Ever gone to check a Facebook friend request only to find out it's from your nan? Or, at the other end of the spectrum, your little cousin who now won't stop bombarding you with Candy Crush requests?
Whether you're a social media lover or hater, there's no use denying the widespread impact it has had on the way people connect and communicate. It's no longer restricted to the tech-savvy, either.
As the influence of social media continues to grow, different generations are signing up (or growing up, and taking their social media accounts with them), meaning now your 'friends' and followers could be a melting pot of generations, each bringing with them vastly different ideals, opinions, and, tellingly, levels of social media proficiency.
So how has the landscape of social media changed now it's no longer for those who 'get it'?
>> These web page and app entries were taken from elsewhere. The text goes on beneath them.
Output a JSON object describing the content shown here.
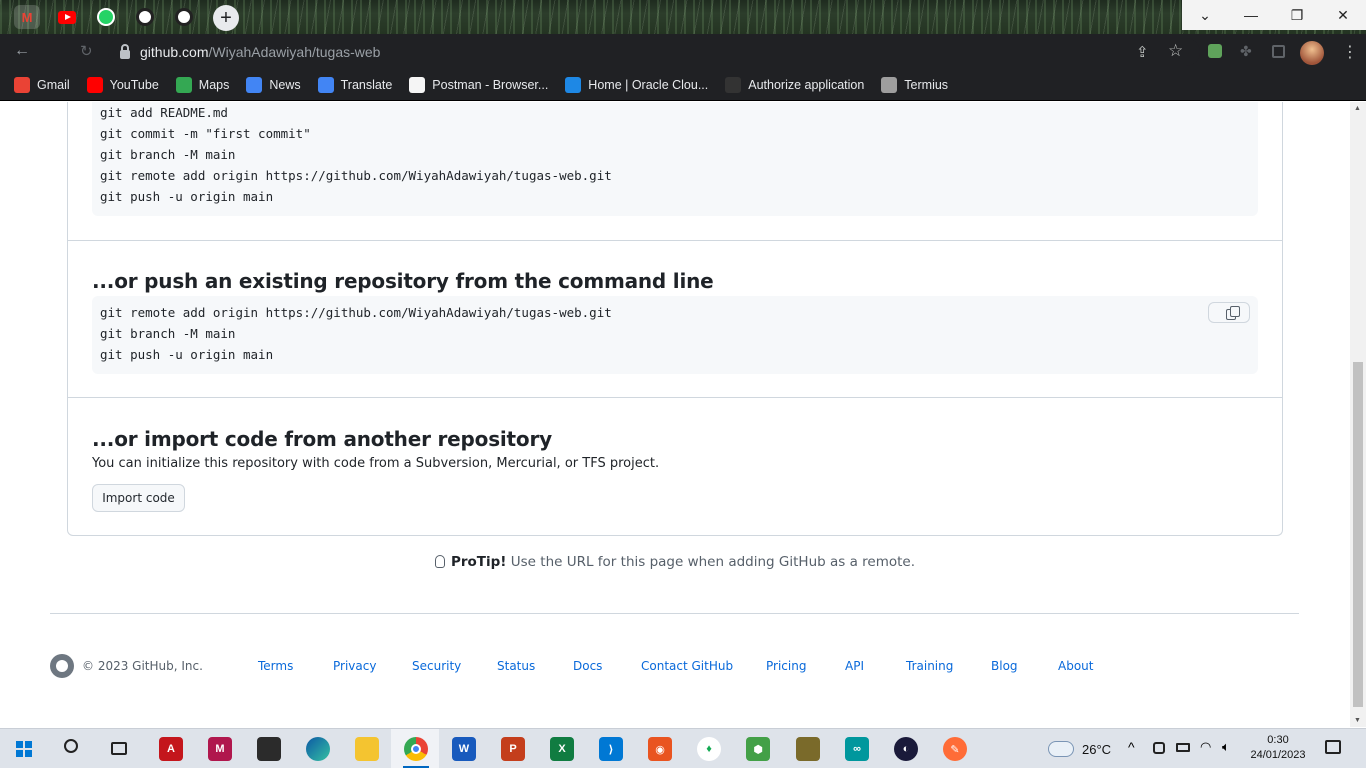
{
  "browser": {
    "url_host": "github.com",
    "url_path": "/WiyahAdawiyah/tugas-web",
    "bookmarks": [
      {
        "label": "Gmail",
        "color": "#ea4335",
        "icon": "gmail-icon"
      },
      {
        "label": "YouTube",
        "color": "#ff0000",
        "icon": "youtube-icon"
      },
      {
        "label": "Maps",
        "color": "#34a853",
        "icon": "maps-icon"
      },
      {
        "label": "News",
        "color": "#4285f4",
        "icon": "news-icon"
      },
      {
        "label": "Translate",
        "color": "#4285f4",
        "icon": "translate-icon"
      },
      {
        "label": "Postman - Browser...",
        "color": "#f5f5f5",
        "icon": "postman-icon"
      },
      {
        "label": "Home | Oracle Clou...",
        "color": "#1e88e5",
        "icon": "cloud-icon"
      },
      {
        "label": "Authorize application",
        "color": "#333333",
        "icon": "github-icon"
      },
      {
        "label": "Termius",
        "color": "#9e9e9e",
        "icon": "termius-icon"
      }
    ]
  },
  "page": {
    "new_repo_code": [
      "git add README.md",
      "git commit -m \"first commit\"",
      "git branch -M main",
      "git remote add origin https://github.com/WiyahAdawiyah/tugas-web.git",
      "git push -u origin main"
    ],
    "push_heading": "...or push an existing repository from the command line",
    "push_code": [
      "git remote add origin https://github.com/WiyahAdawiyah/tugas-web.git",
      "git branch -M main",
      "git push -u origin main"
    ],
    "import_heading": "...or import code from another repository",
    "import_desc": "You can initialize this repository with code from a Subversion, Mercurial, or TFS project.",
    "import_button": "Import code",
    "protip_label": "ProTip!",
    "protip_text": " Use the URL for this page when adding GitHub as a remote."
  },
  "footer": {
    "copyright": "© 2023 GitHub, Inc.",
    "links": [
      "Terms",
      "Privacy",
      "Security",
      "Status",
      "Docs",
      "Contact GitHub",
      "Pricing",
      "API",
      "Training",
      "Blog",
      "About"
    ]
  },
  "taskbar": {
    "weather_temp": "26°C",
    "time": "0:30",
    "date": "24/01/2023"
  },
  "colors": {
    "link": "#0969da",
    "border": "#d0d7de",
    "code_bg": "#f6f8fa"
  }
}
"The current era of online interaction is one of the first times in a long time where new users interact with older users, and by 'older' I mean users with quite a lot of experience," Dr Glen Fuller of the News & Media Research Centre, University of Canberra told The Huffington Post Australia.
"Quite often you'll see newer users making errors that older users think are obvious. On the other hand, older, more experienced users interact with each other in a way that newer users find bewildering.
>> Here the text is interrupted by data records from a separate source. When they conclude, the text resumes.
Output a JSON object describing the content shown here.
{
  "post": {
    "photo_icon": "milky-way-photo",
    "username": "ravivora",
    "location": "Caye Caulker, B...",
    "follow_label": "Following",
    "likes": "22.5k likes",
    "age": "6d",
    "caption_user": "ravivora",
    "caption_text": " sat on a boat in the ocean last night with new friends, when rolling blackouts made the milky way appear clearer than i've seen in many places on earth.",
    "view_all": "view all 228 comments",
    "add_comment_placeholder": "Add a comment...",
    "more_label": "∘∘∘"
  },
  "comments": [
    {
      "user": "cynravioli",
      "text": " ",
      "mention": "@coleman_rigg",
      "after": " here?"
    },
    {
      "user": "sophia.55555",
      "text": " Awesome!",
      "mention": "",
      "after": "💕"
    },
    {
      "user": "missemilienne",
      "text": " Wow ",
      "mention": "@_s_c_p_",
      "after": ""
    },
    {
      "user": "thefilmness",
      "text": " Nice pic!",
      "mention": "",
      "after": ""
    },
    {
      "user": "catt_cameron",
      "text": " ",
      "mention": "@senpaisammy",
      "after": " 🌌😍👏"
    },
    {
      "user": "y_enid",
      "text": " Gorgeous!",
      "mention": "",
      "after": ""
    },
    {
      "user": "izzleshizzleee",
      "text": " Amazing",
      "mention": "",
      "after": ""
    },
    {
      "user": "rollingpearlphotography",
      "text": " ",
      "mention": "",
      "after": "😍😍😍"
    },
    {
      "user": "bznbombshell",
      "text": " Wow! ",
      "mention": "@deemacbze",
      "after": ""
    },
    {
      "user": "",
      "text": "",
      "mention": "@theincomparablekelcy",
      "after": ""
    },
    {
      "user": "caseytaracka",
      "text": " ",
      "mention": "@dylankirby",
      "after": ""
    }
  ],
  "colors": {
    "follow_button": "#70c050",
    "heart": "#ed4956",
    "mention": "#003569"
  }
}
"While it's not a new problem, the scale of the problem is relatively new."
Fuller says the differing levels of experience brought to each platform can prove frustrating for all involved. While you really don't want to see yet another picture of Aunty Glenda's cats, she might be equally confused as to why you, her beloved niece/nephew, haven't 'liked' them. Fuller says a lot of this comes down to newer users understanding the concept of audience.
"One of the good things about the internet is you can find a group of people who will like anything you like," Fuller told HuffPost Austraila.
"Which means if you want to talk about certain things, you can find the audience to do that with. Where the difficulty lies is you actually need to find that audience -- you can't just assume because you have a Twitter account you have an audience who is going to listen to everything you say.
"You also can't expect too much of the platform by assuming you are going to get interaction start away. Unless you're a massive celebrity, of course, in which case it's a completely different scenario."
Speaking of celebrity, Dr Tama Leaver of the School of Media, Culture and Creative Arts at Curtin University says one of the biggest cross-generational confusions on social media is none other than, you guessed it, the selfie.
Kim Kardashian, selfie queen.
"Opinions on selfies usually comes down to a generation thing," Leaver told HuffPost Australia. "The younger generations tend to view selfies as self-empowering, or that they are sharing positive body images with each other.
"On the other end you have accusations of narcissism and ridiculous self indulgence. In actual fact, both are probably true from from each perspective.
"But both need to be aware of the platform they are using and what that means. Facebook is a good example. With something like 1.59 billion users, we're talking about a full spectrum of generations on there.
"It’s a sharing ground everyone will see. Myself, knowing my grandparents are looking at my Facebook account makes me much less likely to share certain things. I think this is why services such as Snapchat are popular, for that exact reason."
More experienced users are also advised to ease up on the judgment, already, and show a little patience as newer inductees learn the ropes. After all, ever checked out your very first profile picture? If it's something you'd be thrilled to still be using now, then props to you. But more often than not, it will make you cringe. (What were you thinking?)
"There are so many weird conversations on Facebook that really highlight generational differences," Leaver said. "Though you'll also see cultural differences as well as the level of technical ability coming into play.
"One of the most obvious examples of this is those posts you can share, such as 'I'm posting this Facebook so I’m protecting my privacy settings,' or the equivalent.
"For more experienced users, it's frustrating. They're thinking: 'this achieves nothing, why are you doing this again?' But that's just a classic example of the levels of technical literacy differing."
According to Leaver, the best thing to do is to get savvy with filters -- whether that means employing them yourself or showing Aunty Glenda how to join the page Cat Lovers Anonymous.
"Some people are really good at filtering. They are choosing what they want to see, and communicating their own posts to an interested audience," Leaver said.
"I think people who react most strongly [to seeing things they don't like on social media] are the ones who don’t understand they can tweak the system, both in terms of what you receive, and who sees what you share."